▸ **Your instructions**:
Count the lines in the data below that include the word "Hiba", then state the total and nothing besides.

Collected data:

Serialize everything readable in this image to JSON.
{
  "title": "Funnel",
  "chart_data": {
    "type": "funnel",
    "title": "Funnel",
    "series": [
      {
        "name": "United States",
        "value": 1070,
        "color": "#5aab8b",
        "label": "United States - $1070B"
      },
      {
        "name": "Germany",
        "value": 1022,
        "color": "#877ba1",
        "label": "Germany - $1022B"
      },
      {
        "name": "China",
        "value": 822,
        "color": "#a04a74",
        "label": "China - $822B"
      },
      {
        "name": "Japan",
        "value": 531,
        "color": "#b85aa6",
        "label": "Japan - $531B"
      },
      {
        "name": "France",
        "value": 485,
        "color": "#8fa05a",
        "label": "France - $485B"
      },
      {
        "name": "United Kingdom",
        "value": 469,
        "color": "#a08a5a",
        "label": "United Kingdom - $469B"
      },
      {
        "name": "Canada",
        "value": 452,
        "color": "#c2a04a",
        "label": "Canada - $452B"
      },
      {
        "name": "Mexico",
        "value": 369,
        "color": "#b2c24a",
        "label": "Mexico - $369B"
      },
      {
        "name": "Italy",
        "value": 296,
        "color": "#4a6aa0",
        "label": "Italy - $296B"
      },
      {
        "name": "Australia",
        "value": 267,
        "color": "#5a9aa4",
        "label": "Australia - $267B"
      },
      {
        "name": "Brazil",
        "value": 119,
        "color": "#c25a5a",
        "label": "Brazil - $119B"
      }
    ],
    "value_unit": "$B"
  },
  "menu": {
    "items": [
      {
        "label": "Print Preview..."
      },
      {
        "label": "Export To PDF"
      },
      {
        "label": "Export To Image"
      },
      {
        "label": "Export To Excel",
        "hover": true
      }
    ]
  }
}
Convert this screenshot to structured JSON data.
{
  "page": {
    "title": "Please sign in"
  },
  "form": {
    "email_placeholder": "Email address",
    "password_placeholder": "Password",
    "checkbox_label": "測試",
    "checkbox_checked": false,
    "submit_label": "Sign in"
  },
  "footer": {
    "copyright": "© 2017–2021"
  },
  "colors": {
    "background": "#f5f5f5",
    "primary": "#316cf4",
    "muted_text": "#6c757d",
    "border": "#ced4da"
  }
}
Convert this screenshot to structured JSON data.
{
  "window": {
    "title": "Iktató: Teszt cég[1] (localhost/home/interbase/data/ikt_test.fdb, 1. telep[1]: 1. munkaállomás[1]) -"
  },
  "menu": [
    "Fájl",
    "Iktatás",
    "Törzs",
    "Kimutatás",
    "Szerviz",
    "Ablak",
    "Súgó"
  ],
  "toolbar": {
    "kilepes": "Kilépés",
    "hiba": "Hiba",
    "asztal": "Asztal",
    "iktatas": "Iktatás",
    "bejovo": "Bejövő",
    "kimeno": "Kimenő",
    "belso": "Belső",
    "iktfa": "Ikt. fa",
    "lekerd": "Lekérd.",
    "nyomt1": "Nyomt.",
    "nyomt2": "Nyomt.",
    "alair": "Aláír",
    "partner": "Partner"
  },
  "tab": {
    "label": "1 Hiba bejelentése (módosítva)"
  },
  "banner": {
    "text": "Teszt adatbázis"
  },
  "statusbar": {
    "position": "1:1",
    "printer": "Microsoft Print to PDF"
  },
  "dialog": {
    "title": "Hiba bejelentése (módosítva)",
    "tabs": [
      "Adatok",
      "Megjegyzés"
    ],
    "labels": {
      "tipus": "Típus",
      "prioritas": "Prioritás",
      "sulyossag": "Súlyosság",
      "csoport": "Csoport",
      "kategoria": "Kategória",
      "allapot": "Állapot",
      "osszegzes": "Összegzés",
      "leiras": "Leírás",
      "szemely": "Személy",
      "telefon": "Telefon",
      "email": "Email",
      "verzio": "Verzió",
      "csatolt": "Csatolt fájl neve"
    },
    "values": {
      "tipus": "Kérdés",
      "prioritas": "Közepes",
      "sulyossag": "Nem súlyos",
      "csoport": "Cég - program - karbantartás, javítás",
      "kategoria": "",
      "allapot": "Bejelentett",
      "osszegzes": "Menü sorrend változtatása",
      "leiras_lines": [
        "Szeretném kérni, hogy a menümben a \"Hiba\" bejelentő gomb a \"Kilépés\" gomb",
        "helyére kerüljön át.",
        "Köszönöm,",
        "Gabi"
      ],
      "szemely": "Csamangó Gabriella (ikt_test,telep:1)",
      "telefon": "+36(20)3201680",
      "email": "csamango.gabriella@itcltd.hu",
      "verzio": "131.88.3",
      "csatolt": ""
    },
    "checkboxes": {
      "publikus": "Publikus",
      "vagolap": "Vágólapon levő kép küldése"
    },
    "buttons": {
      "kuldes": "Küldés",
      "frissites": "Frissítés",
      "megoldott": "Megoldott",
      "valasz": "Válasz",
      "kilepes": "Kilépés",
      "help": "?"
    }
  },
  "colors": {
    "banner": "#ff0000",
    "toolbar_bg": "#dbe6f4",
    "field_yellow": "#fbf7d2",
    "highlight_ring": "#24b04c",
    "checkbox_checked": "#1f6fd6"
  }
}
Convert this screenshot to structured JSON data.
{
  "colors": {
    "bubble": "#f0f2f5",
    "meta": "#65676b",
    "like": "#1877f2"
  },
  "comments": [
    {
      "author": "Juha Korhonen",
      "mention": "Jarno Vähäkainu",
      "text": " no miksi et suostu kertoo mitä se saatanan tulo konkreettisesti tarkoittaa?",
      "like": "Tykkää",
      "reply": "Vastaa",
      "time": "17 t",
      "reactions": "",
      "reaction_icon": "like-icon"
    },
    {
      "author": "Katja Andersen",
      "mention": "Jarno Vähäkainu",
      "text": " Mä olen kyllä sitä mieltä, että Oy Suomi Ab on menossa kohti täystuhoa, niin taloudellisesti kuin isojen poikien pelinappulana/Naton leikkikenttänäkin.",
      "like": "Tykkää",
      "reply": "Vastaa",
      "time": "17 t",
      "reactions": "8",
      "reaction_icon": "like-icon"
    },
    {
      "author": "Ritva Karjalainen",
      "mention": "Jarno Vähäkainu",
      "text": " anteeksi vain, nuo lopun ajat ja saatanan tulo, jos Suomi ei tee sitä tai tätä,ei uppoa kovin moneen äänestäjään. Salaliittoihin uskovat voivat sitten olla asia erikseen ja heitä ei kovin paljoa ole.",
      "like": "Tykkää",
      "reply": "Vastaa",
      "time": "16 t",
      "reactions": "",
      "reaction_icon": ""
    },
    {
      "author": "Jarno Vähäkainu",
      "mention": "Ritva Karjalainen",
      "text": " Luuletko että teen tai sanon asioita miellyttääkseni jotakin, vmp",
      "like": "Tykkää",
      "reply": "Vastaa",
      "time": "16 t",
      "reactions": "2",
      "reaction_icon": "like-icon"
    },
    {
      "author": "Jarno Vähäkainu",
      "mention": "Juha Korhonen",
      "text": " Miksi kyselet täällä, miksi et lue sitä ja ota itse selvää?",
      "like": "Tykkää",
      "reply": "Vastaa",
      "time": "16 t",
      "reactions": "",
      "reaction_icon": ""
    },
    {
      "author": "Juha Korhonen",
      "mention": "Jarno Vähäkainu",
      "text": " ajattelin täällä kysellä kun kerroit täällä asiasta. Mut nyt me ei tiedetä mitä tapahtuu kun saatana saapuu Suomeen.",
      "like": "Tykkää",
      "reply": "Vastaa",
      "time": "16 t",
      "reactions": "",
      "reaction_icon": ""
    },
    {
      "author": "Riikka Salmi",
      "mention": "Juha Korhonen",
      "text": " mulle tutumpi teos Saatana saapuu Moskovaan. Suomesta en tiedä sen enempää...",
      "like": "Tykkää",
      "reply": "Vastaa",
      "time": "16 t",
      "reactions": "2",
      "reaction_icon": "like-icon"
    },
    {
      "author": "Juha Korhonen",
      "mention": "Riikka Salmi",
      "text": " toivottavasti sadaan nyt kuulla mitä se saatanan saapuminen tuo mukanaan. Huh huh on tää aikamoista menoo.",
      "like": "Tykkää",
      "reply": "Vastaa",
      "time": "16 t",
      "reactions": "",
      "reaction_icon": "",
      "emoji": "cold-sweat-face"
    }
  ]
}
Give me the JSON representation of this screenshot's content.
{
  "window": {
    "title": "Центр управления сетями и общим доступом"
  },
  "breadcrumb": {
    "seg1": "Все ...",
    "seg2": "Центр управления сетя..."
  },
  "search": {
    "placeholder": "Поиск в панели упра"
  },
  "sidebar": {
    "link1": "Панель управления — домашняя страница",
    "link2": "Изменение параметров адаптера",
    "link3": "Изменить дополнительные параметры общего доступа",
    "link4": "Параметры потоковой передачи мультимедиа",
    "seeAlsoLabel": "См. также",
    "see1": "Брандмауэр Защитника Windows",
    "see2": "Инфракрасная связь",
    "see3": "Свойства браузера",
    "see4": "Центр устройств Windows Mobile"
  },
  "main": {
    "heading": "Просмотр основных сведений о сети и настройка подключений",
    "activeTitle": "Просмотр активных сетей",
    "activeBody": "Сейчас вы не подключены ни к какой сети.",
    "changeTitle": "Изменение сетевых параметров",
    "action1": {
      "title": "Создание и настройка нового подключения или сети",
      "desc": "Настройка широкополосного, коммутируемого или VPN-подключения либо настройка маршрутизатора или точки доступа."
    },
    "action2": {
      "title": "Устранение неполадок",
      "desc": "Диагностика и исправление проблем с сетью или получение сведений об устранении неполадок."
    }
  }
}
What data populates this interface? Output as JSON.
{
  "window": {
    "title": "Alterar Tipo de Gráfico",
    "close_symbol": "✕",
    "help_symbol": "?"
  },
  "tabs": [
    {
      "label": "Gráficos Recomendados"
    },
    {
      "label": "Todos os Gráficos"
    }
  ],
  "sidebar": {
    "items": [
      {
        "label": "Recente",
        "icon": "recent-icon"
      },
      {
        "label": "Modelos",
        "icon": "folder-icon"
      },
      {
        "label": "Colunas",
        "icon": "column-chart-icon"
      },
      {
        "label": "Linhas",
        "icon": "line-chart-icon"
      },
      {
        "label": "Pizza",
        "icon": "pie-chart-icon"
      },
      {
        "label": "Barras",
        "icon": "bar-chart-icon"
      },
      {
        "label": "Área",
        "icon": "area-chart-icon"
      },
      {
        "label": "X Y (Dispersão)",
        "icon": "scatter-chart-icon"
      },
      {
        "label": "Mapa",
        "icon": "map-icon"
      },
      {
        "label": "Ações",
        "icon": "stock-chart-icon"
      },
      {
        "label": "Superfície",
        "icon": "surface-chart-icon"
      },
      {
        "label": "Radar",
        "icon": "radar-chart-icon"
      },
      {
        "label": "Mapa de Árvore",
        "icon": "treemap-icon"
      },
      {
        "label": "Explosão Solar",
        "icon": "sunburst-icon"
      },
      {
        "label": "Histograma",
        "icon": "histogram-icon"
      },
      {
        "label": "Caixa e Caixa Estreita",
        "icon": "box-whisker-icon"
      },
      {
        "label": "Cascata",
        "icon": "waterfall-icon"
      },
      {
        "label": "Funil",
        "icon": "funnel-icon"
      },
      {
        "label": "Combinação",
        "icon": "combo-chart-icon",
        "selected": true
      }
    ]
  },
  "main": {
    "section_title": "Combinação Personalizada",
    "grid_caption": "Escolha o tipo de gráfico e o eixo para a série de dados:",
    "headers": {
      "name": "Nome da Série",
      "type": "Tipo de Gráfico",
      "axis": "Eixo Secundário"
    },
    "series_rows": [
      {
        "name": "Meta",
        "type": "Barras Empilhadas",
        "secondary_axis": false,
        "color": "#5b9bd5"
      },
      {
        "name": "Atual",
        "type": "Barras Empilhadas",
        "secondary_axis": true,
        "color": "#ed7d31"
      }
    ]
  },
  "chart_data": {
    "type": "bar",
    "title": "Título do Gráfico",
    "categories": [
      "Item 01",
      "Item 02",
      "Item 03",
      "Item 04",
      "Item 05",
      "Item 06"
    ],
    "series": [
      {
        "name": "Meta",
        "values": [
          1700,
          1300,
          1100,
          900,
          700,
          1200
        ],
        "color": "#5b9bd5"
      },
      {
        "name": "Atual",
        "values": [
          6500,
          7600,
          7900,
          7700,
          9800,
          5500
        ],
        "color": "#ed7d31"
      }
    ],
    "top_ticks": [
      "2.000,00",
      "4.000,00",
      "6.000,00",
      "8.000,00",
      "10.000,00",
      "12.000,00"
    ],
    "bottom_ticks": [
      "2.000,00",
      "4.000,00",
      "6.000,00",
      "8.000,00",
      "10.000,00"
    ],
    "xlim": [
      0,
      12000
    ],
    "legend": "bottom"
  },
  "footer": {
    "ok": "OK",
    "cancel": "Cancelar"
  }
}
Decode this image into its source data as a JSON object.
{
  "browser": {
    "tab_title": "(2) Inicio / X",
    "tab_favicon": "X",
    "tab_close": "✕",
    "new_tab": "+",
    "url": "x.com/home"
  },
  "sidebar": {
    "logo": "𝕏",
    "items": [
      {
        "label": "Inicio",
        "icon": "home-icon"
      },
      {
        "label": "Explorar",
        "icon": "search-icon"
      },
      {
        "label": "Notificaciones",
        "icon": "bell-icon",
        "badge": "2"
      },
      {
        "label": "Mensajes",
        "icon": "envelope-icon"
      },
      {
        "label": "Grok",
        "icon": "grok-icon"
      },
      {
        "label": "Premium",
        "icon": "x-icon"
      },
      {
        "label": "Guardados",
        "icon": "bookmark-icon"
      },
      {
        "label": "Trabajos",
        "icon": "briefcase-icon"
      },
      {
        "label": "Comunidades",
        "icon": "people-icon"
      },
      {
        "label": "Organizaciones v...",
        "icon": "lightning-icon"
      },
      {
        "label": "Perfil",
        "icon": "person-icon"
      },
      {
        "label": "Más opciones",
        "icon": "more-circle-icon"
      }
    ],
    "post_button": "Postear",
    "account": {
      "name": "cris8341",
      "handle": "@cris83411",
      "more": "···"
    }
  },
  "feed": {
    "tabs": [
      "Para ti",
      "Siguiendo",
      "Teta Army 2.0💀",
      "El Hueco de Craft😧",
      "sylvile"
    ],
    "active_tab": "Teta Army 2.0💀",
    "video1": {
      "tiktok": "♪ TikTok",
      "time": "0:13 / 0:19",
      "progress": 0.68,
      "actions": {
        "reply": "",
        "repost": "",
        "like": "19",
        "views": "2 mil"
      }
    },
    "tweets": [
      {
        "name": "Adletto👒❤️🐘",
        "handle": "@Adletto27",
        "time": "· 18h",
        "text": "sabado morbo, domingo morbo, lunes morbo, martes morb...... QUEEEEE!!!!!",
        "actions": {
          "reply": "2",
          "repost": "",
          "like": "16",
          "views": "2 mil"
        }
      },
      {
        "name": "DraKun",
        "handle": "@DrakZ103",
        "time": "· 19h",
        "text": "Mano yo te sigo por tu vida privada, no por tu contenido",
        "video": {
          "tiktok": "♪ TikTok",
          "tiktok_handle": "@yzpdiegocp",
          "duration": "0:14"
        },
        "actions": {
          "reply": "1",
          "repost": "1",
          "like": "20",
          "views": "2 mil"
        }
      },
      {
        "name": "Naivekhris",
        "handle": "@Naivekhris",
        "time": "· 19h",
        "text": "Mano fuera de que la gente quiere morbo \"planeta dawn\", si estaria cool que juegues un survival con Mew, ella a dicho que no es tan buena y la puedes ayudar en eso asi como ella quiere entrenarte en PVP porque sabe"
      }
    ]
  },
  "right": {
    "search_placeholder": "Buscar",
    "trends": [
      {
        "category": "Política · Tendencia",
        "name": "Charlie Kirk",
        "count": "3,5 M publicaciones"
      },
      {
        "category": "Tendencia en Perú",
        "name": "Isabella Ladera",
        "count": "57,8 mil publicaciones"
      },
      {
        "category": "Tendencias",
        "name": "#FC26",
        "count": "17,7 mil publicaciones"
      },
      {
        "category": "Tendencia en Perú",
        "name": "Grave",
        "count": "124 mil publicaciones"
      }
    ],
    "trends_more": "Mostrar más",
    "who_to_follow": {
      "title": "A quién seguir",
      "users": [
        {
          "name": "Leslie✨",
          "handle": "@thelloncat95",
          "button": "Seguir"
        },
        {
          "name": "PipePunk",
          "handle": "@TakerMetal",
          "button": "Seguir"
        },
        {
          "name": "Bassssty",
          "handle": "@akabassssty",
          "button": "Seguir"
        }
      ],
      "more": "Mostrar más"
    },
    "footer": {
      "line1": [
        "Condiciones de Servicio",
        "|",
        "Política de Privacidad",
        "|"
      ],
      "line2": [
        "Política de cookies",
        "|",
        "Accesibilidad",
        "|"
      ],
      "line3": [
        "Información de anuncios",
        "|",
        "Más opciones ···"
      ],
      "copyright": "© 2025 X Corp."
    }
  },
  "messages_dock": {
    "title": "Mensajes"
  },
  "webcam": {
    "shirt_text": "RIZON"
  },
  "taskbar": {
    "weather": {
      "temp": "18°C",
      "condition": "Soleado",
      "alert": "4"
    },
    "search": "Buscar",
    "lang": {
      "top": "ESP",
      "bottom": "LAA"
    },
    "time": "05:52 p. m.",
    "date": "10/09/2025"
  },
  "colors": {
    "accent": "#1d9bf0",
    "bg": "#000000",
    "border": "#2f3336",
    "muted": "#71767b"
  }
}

▸ **Answer to this exercise**:
4